Are snagging surveys worth it?
You would think that buying a new build home means you open the door to a mint condition home. However, as John Gaskell discovered, this is not always the case, as he was left with a £35,000 bill for repairs in his new build property, months after moving in (Read his story HERE)! Due to the housing crisis in the UK, demand for new homes far outstrips the number built each year. Consequently, there is a race to build new homes at an ever-increasing pace. For the most part new build homes are still built by hand. Major property developers build to scale and speed which inevitably means mistakes, or worse; corners are cut to drive profit margins. This is where your snagging survey comes in.
Carrying out a snagging survey is a long-established process in both the corporate and domestic construction industries. A snagging list is created to identify any poor workmanship or defects that have occurred during the build process. For domestic properties in the UK, the property developer is responsible for any snags or defects found within the first two years, post completion. This is as per the Consumer Code for New Build Homes. For which most major developers are members. If yours isn’t. Ask yourself why. After the initial snagging survey period, new build homeowners will be protected for a further eight years for any major issues, such as structural defects, through their warrantee provider. The largest warrantee providers being either NHBC or LABC.
So far so good. It is the developer’s responsibility to fix any snags and I am covered by my warranty provider. However, most developers expect customers to submit their own snagging list. Would you go to a doctor and expect them to sit and wait for you to diagnose yourself? Would you be happy to decide what is wrong with your car at the garage? Of course, you wouldn’t. You would want an expert opinion from a trained professional. This is the major reason why snagging surveys are worth it. You get a trained professional, who understands UK building regulations, British Building Standards, and building warranty provider specifications. Most people would be able to spot cosmetic issues in a home. But would you know that a boiler flue should be sealed at both sides, as per BS5440: Part 1, to avoid toxic gas escaping into your home? Or would you know to check that your ducting is connected with the right clip? 1 in 5 of our inspections find the ducting incorrectly connected, or not connected at all! This leaves hot air from wet rooms venting into your cold roof space. The condensation left to cause damage to your insulation that won’t be found for years, and to great expense!
Beyond the obvious problem of the untrained eye assessing a complex construction project, the problem gets worse still. Some developers will expect new homeowners to create a snagging list for their own property during a home demo. To carry out a comprehensive snagging survey on the average new build home you would need at least four hours. With most home demos being an hour long, and new homeowners being incredibly excited about the potential for their new home and all the gadgets to play with (why wouldn’t you!?). Things inevitably get missed. Some customer “care” teams are well versed in pointing out obvious snags during a home demo, creating a list of ten to fifteen items, to then have the customer happily sign off on the list thinking that is the process complete. Our inspections on average return 150+ snags. If you are asked to complete a snagging list on your home demonstration, say no. You might be there to be shown the garden path, but don’t be lead up it!
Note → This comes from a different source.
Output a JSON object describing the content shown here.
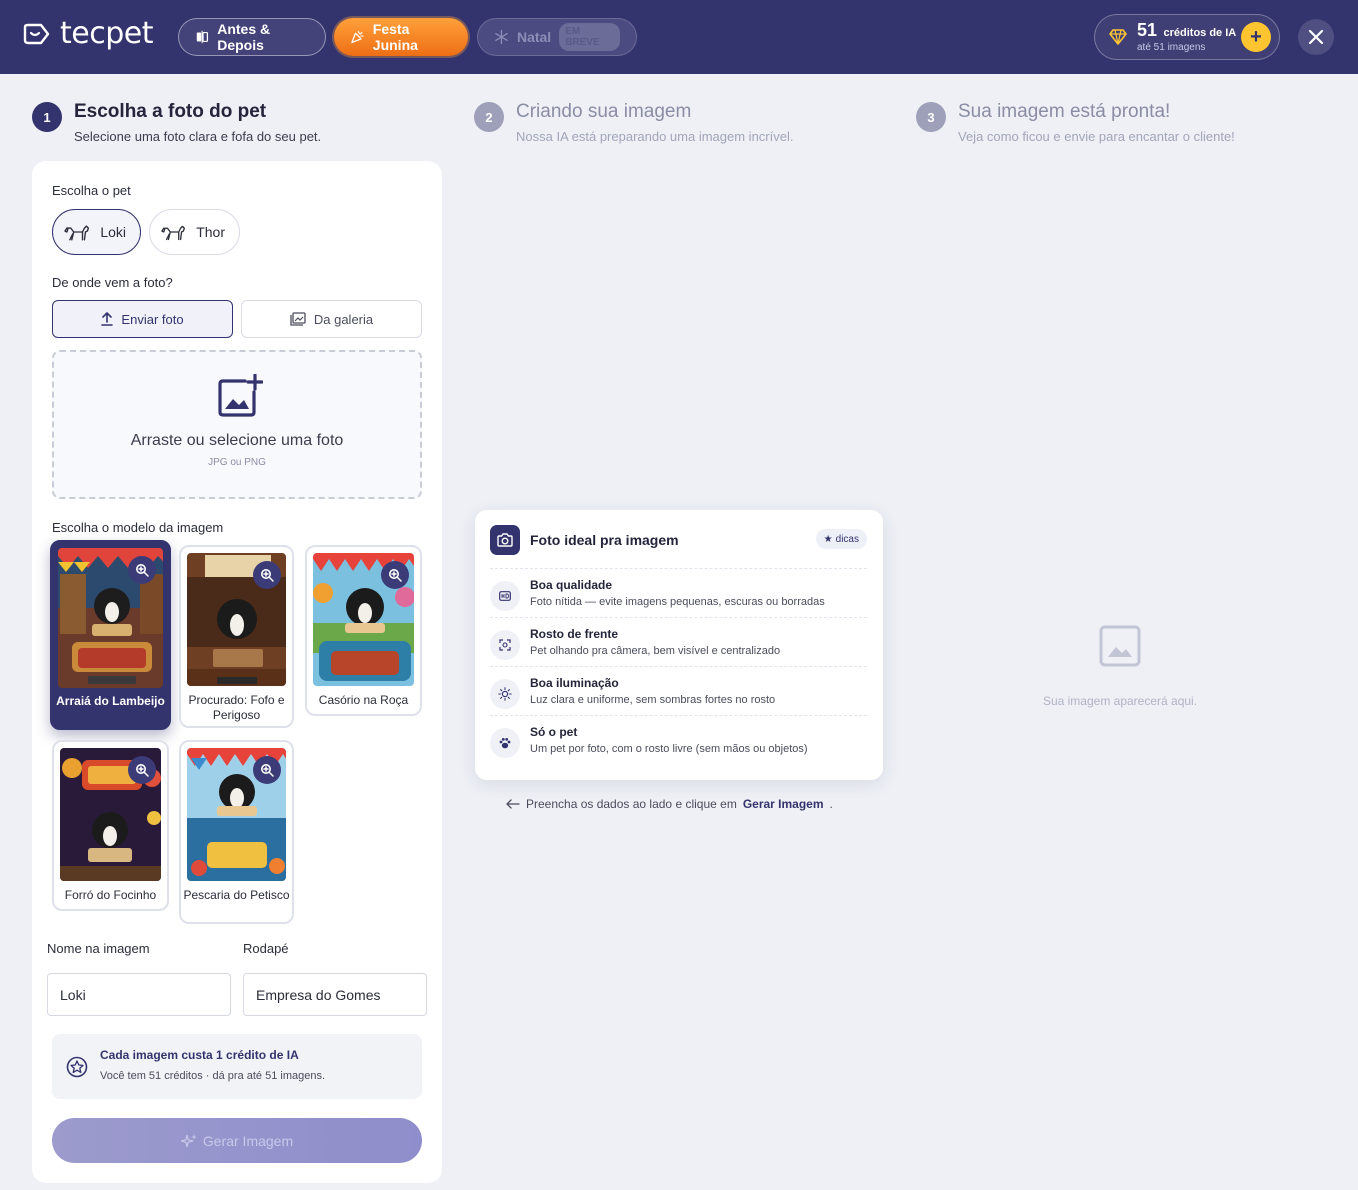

If you are still not sure if a snagging survey is worth it, ask your developer if they will permit The Professional Snagging Company to complete your snagging survey pre completion. Unfortunately, 99% of the time you will be told we aren’t. If we look at the the non-residential sector though, it is the norm for snagging to take place pre completion / handover, so that issues can be rectified while the teams are on-site to fix them.
Clearly it makes sense for any snags to be found and fixed before the new homeowners move in? Why will they say no and politely point out that they still own the property and with it control access? It’s not due to COVID19, health and safety or that the property has already been checked by them (like they want to find lots of extra work).
It is generally because they know a trained professional will hold them to account better than the untrained eye. A professional snagging survey will give you an expert opinion on your side, for a fraction of the cost of your new home, save you time, save you money, and ultimately give you piece of mind in your new home. Still not sure if a snagging survey is worth it? See why all our happy customers agree it absolutely is.
Frequently Asked Questions
When Should Snagging be Done?
A snagging survey should be carried out once a building developer has finished construction and decoration. Most property developers will insist that snagging inspections happen as soon as possible to avoid the additional cost of sending contactors back to a property rather than use builders and decorators they have on site while continuing the development.
Is a snagging survey worth it?
The average new build property in the UK will have over 100 snags in the snagging list, but the average new build property buyer won’t know what to look for when following a snagging check list. A lot of new home owners find this process to be very stressful and expensive experience if new build defects are not spotted early. Considering how much a new home costs, paying a specialist to make sure you get value for your money is worth every penny.
How does a snag list work?
A snag list is a list of all the defects, faults or poor workmanship found in a new build property. The list is normally created by a snagging company on behalf of an owner. An inspector will conduct the snagging survey on a new build property and publish a report for both the owner and the property developer. This is then used to make sure that the property is finished to a high standard, as a site manager should then address the issues found in a snagging inspection by going back into a property and fixing the snags.